= Work instructions =
Having read the material, return every line of it exactly.

Source material Block Start

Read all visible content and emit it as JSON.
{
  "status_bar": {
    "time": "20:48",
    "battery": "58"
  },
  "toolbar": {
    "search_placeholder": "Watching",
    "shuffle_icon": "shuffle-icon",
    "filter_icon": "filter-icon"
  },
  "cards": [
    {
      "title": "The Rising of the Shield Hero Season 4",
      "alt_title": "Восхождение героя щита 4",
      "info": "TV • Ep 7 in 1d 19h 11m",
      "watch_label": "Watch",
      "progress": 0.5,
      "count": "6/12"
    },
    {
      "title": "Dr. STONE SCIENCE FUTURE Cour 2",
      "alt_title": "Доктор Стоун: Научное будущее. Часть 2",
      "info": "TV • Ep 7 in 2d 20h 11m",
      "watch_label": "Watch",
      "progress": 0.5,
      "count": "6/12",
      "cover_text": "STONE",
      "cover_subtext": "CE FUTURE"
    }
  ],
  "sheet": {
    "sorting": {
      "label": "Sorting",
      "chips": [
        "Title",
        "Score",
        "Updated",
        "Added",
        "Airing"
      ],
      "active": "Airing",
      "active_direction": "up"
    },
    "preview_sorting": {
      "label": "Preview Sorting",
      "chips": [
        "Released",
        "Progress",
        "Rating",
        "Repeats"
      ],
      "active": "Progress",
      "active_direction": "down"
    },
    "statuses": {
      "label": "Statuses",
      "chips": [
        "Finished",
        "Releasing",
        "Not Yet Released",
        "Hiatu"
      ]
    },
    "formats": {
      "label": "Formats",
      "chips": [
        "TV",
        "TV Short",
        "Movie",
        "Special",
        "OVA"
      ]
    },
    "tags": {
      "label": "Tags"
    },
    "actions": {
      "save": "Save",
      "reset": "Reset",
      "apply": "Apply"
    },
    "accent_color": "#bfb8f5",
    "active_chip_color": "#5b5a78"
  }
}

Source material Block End

= Result for this exercise =
Read all visible content and emit it as JSON.
{
  "status_bar": {
    "time": "20:48",
    "battery": "58"
  },
  "toolbar": {
    "search_placeholder": "Watching",
    "shuffle_icon": "shuffle-icon",
    "filter_icon": "filter-icon"
  },
  "cards": [
    {
      "title": "The Rising of the Shield Hero Season 4",
      "alt_title": "Восхождение героя щита 4",
      "info": "TV • Ep 7 in 1d 19h 11m",
      "watch_label": "Watch",
      "progress": 0.5,
      "count": "6/12"
    },
    {
      "title": "Dr. STONE SCIENCE FUTURE Cour 2",
      "alt_title": "Доктор Стоун: Научное будущее. Часть 2",
      "info": "TV • Ep 7 in 2d 20h 11m",
      "watch_label": "Watch",
      "progress": 0.5,
      "count": "6/12",
      "cover_text": "STONE",
      "cover_subtext": "CE FUTURE"
    }
  ],
  "sheet": {
    "sorting": {
      "label": "Sorting",
      "chips": [
        "Title",
        "Score",
        "Updated",
        "Added",
        "Airing"
      ],
      "active": "Airing",
      "active_direction": "up"
    },
    "preview_sorting": {
      "label": "Preview Sorting",
      "chips": [
        "Released",
        "Progress",
        "Rating",
        "Repeats"
      ],
      "active": "Progress",
      "active_direction": "down"
    },
    "statuses": {
      "label": "Statuses",
      "chips": [
        "Finished",
        "Releasing",
        "Not Yet Released",
        "Hiatu"
      ]
    },
    "formats": {
      "label": "Formats",
      "chips": [
        "TV",
        "TV Short",
        "Movie",
        "Special",
        "OVA"
      ]
    },
    "tags": {
      "label": "Tags"
    },
    "actions": {
      "save": "Save",
      "reset": "Reset",
      "apply": "Apply"
    },
    "accent_color": "#bfb8f5",
    "active_chip_color": "#5b5a78"
  }
}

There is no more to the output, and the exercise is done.